There’s no sign that will happen anytime soon, however. The on-again, off-again talks have foundered over the future of the so-called "Cuban Five," a quintet of Cuban intelligence officers who were convicted of espionage and a variety of other crimes in 2001. One of them, Gerardo Hernández, was linked to the February 1996 downing of the two civilian planes operated by Brothers to the Rescue, the U.S.-based dissent group. He and three others remain in prison. The fifth, a U.S. citizen named René González, was paroled in 2011 and was allowed to return to Cuba in April 2013 for his father’s funeral. A federal judge ruled that González could stay in Cuba permanently if he gave up his American citizenship.
Several Americans who have worked on the Gross case for years said the Cubans have repeatedly offered to hold talks over his fate without preconditions, but didn’t get a response from the Obama administration. Other Cuban officials indicated to U.S. representatives that any resolution of the Gross case would have to involve the freeing of one or more of the four Cubans. An American who was involved in earlier phases of the talks said that he thinks the Cubans might also have been open to a deal if the U.S. had agreed to give the men new trials or improve their living conditions. "We’re talking conjugal visits, things like that," the person said.
There appears to be little chance of that sort of swap happening. Secretary of State John Kerry, who held a secret meeting with Rodriguez, the Cuban foreign minister, during his time in the Senate, bluntly told the House Foreign Affairs Committee in April that the Obama administration wouldn’t be willing to release the Cuban prisoners in exchange for Gross. The contractor, he said, should instead be released on "humanitarian" grounds.
"They were and have been attempting to trade Alan Gross for the five spies that are in prison here in the U.S., and we’ve refused to do that because there’s no equivalency," he said. "Alan Gross is wrongly imprisoned, and we’re not going to trade as if it’s spy for spy."
Raul Castro, Cuba watchers say, doesn’t appear willing to accept anything less than the freeing of some or all of the four Cuban spies.
"Raul raised the cost of letting Alan go," said a Hill staffer with knowledge of the case. "The ask is now the Cuban Four; if gets less than that, he loses face. He’s boxed himself in and needs to be able to show something he’s not likely to get."
Last spring, Rodriguez sat down with Gilbert and Judy Gross in Havana and floated the idea of sending Gross back to the U.S. for a two-week parole so the contractor could see his dying mother. Gilbert said the talks never matured because U.S. representatives "weren’t given clear directives" from senior Obama administration officials about whether to pursue a deal.

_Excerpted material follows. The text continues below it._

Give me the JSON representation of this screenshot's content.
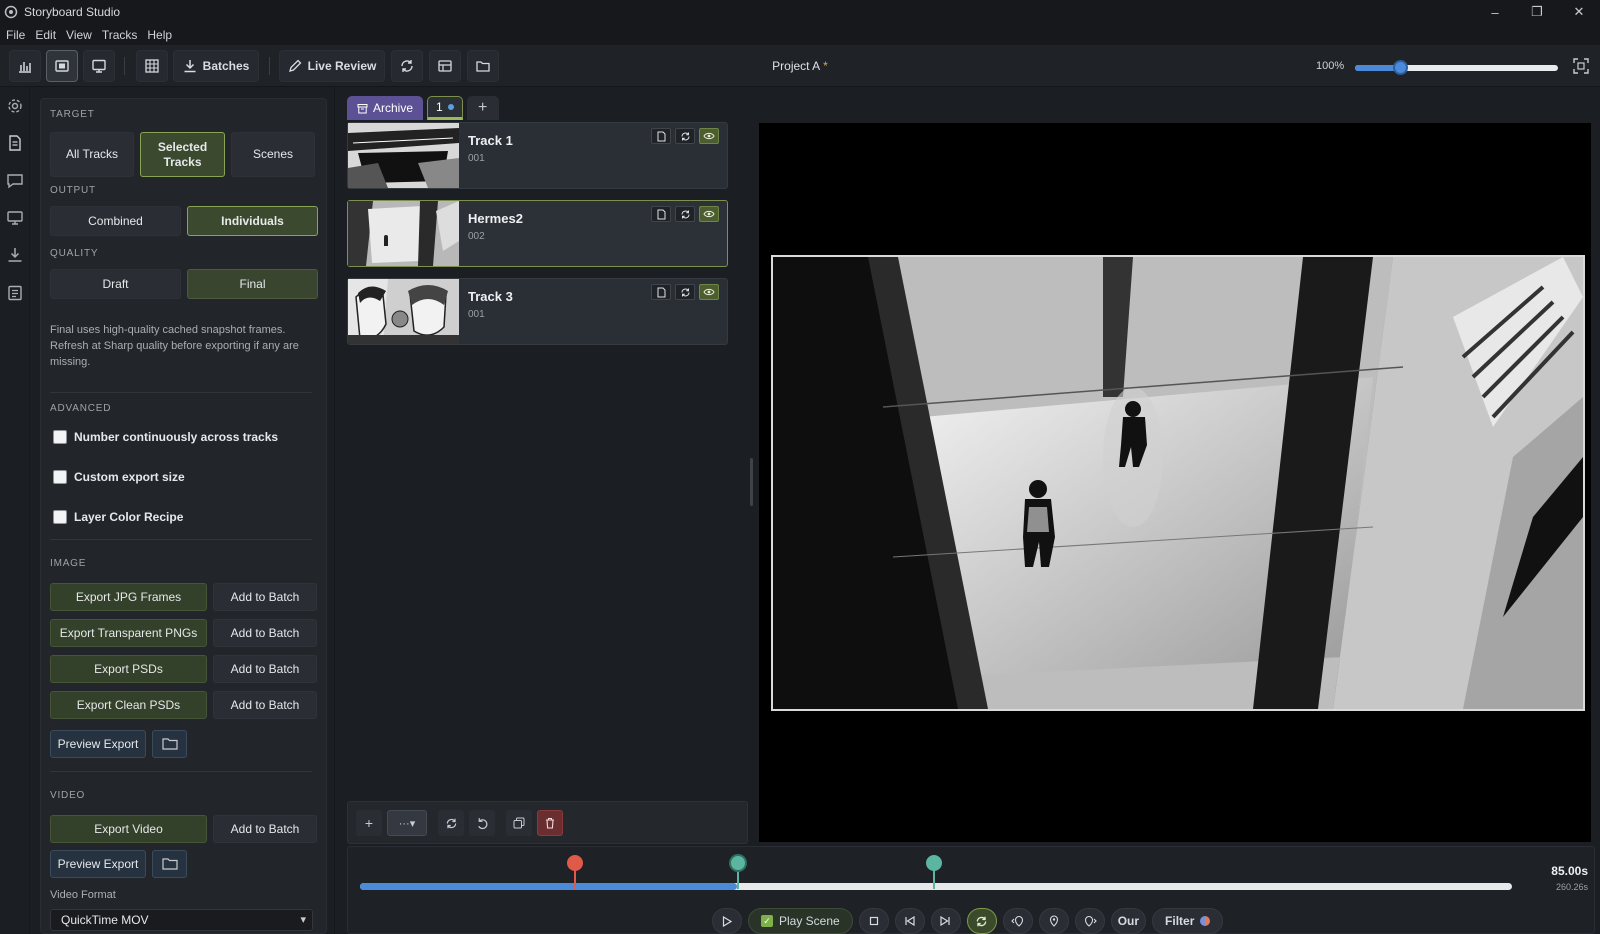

While the tussling continues, Gross is languishing in a Cuban jail, where he spends 23 hours per day in a small cell that he shares with two other prisoners. Prison appears to be taking an enormous physical and mental toll. A lump on Gross’s shoulder led to a temporary cancer scare. He missed one of his daughter’s weddings and wasn’t there for her when she was diagnosed with breast cancer. His mother, 90, appears to be in the final stages of herlung cancer battle. Gross isn’t slated to be freed until 2024, when he will be 75 years old. Gilb
ert, his lawyer, said hope of an early release is the only thing keeping Gross alive. If the U.S. government doesn’t figure out a way of bringing the contractor home, Gilbert said that he expects his client to die in prison. "Keeping him there for 11 years would be a death sentence," Gilbert said.